The Zombies marked the thirtieth anniversary of their gilded pop masterpiece Odessey & Oracle in 1998 with a CD reissue that struck a chord with a whole new generation of melody merchants, from lo-fi purists like Apples In Stereo to loud ’n’ proud rockers like The Foo Fighters.
For the album’s fortieth anniversary, The Zombies’ surviving members reconvened for three warmly received shows at London’s Shepherd’s Bush Empire, where they performed the album in its entirety. Since the band famously split before its initial release, this represented the first time they’d played the songs in public as a group.
It was such a delight to play those songs again–standing ovations after each,” answers drummer Hugh Grundy. The shows were absolutely fantastic.” Those “songs” Grundy refers to aren’t compositions a unit could hastily whip into stage shape after a forty-year layoff. Like the more celebrated pop masterpieces of that era, Pet Sounds and Sgt. Pepper’s, the studio (Abbey Road, in this case, with Beatles engineer Geoff Emerick fresh off the Pepper’s sessions assisting) played a major role in O & O’s style and sonic presentation.
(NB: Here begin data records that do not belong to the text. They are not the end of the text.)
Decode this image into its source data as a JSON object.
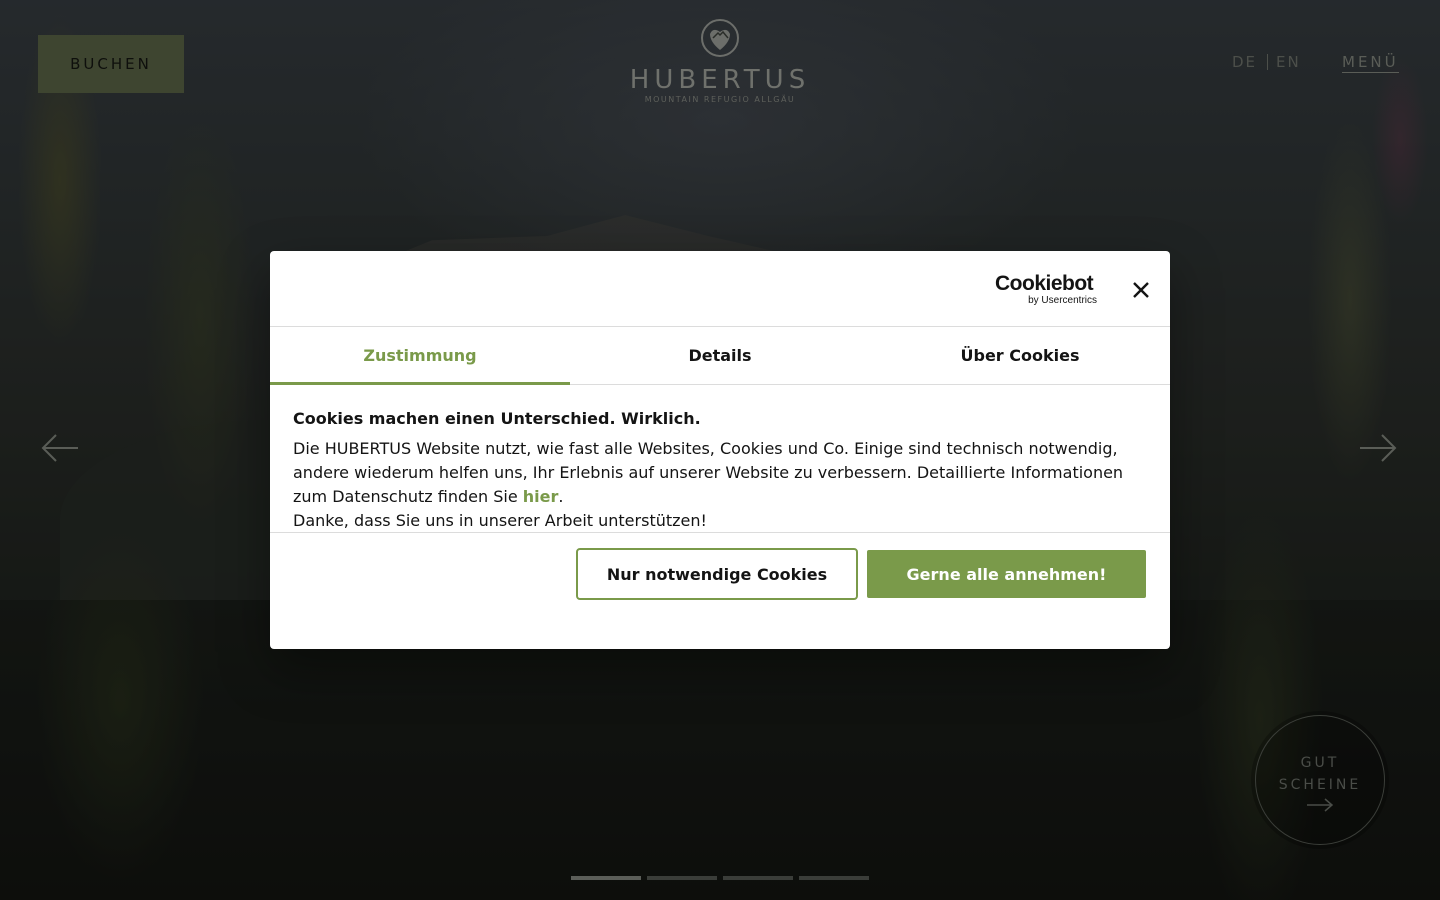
{
  "header": {
    "book_label": "BUCHEN",
    "logo_name": "HUBERTUS",
    "logo_sub": "MOUNTAIN REFUGIO ALLGÄU",
    "lang_de": "DE",
    "lang_en": "EN",
    "menu_label": "MENÜ"
  },
  "voucher": {
    "line1": "GUT",
    "line2": "SCHEINE"
  },
  "slider": {
    "slide_count": 4,
    "active_slide": 1
  },
  "cookie_dialog": {
    "brand_main": "Cookiebot",
    "brand_sub": "by Usercentrics",
    "tabs": [
      {
        "label": "Zustimmung",
        "active": true
      },
      {
        "label": "Details",
        "active": false
      },
      {
        "label": "Über Cookies",
        "active": false
      }
    ],
    "heading": "Cookies machen einen Unterschied. Wirklich.",
    "text_part1": "Die HUBERTUS Website nutzt, wie fast alle Websites, Cookies und Co. Einige sind technisch notwendig, andere wiederum helfen uns, Ihr Erlebnis auf unserer Website zu verbessern. Detaillierte Informationen zum Datenschutz finden Sie ",
    "link_text": "hier",
    "text_part2": ".",
    "text_line2": "Danke, dass Sie uns in unserer Arbeit unterstützen!",
    "btn_necessary": "Nur notwendige Cookies",
    "btn_accept_all": "Gerne alle annehmen!"
  },
  "colors": {
    "accent": "#7a9a4a",
    "book_button_bg": "#3e4530",
    "dialog_bg": "#ffffff"
  }
}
“I hadn’t played with Rod [Argent, keyboardist] and Colin [Blunstone, singer] for forty years,” explains Grundy. “So it took us a few rehearsals to get it right. But in the end I think it was stunning. And having Darian on board was really great; his voice and musical insights were invaluable. It sounded surreal, from my point of view.”
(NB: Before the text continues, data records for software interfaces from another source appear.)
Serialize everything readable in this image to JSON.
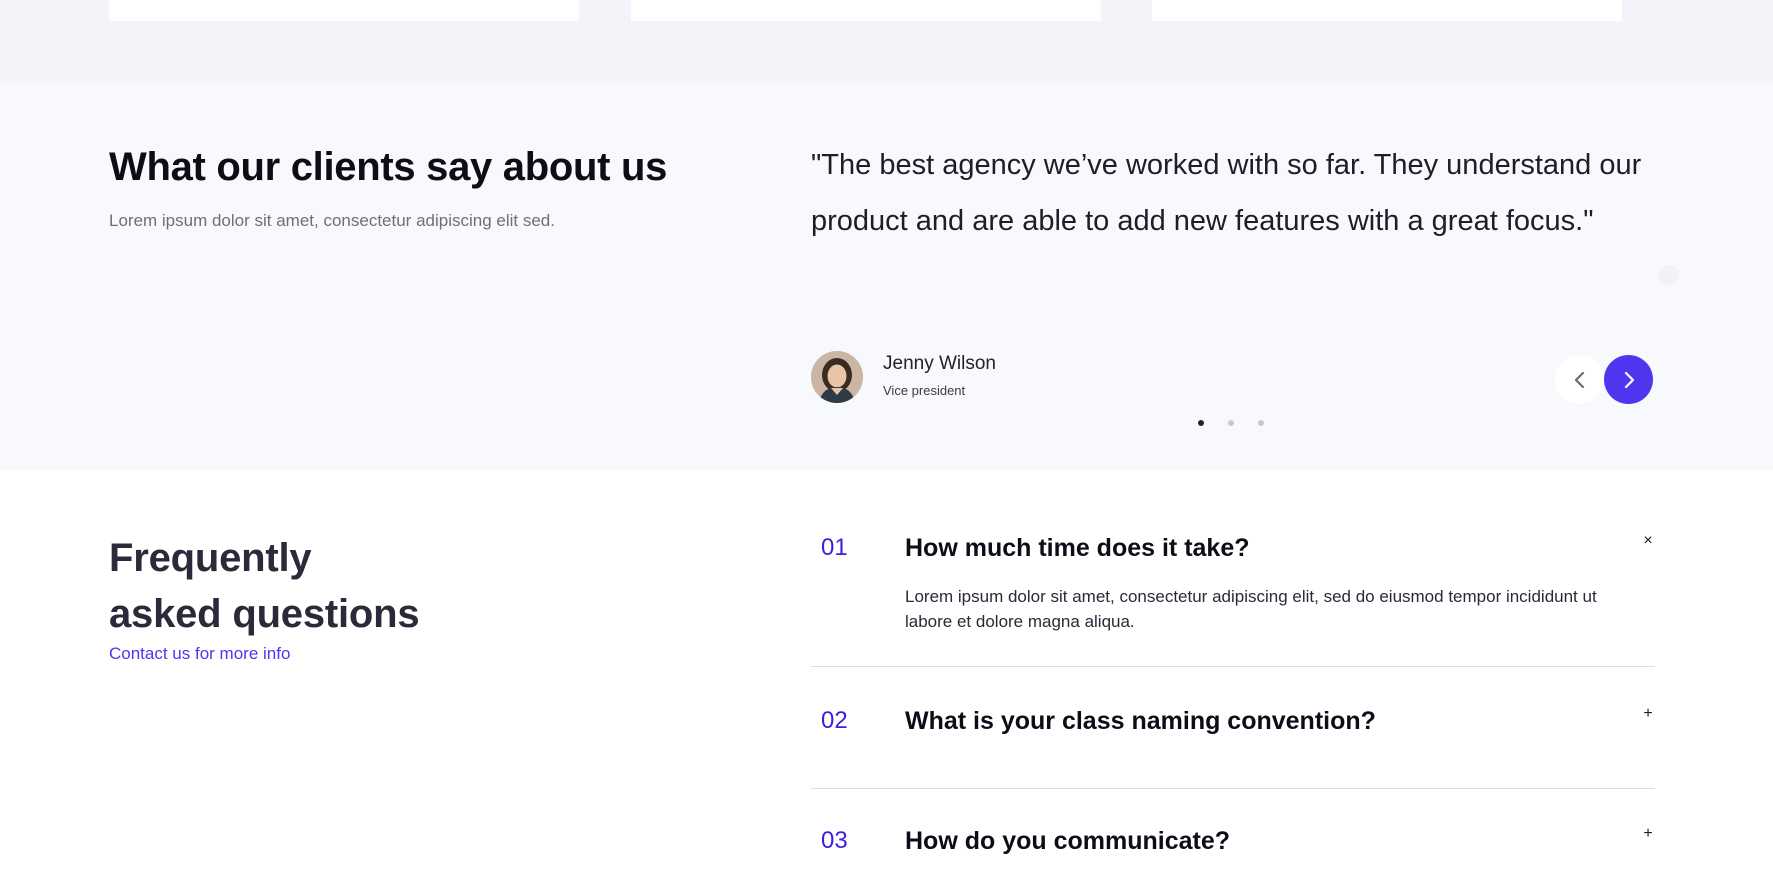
{
  "testimonials": {
    "heading": "What our clients say about us",
    "subheading": "Lorem ipsum dolor sit amet, consectetur adipiscing elit sed.",
    "quote": "\"The best agency we’ve worked with so far. They understand our product and are able to add new features with a great focus.\"",
    "author": {
      "name": "Jenny Wilson",
      "role": "Vice president"
    },
    "slider": {
      "slide_count": 3,
      "active_slide": 1
    },
    "colors": {
      "accent": "#4f36ee",
      "background": "#f8f9fc"
    }
  },
  "faq": {
    "title_line1": "Frequently",
    "title_line2": "asked questions",
    "contact_link": "Contact us for more info",
    "items": [
      {
        "number": "01",
        "question": "How much time does it take?",
        "answer": "Lorem ipsum dolor sit amet, consectetur adipiscing elit, sed do eiusmod tempor incididunt ut labore et dolore magna aliqua.",
        "toggle": "×",
        "expanded": true
      },
      {
        "number": "02",
        "question": "What is your class naming convention?",
        "toggle": "+",
        "expanded": false
      },
      {
        "number": "03",
        "question": "How do you communicate?",
        "toggle": "+",
        "expanded": false
      }
    ]
  }
}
Grundy keeps his chops sharp these days with a band called Joe Public–“Just a local rock group,” he says–but to the delight of Zombies fanatics on this side of the Atlantic, he’s fairly certain the world hasn’t heard the last of the reunited band playing Odessey & Oracle. “I think it’s almost certain now that we’ll be coming to the USA. We’re just not sure when.”
Modern Drummer Special Offers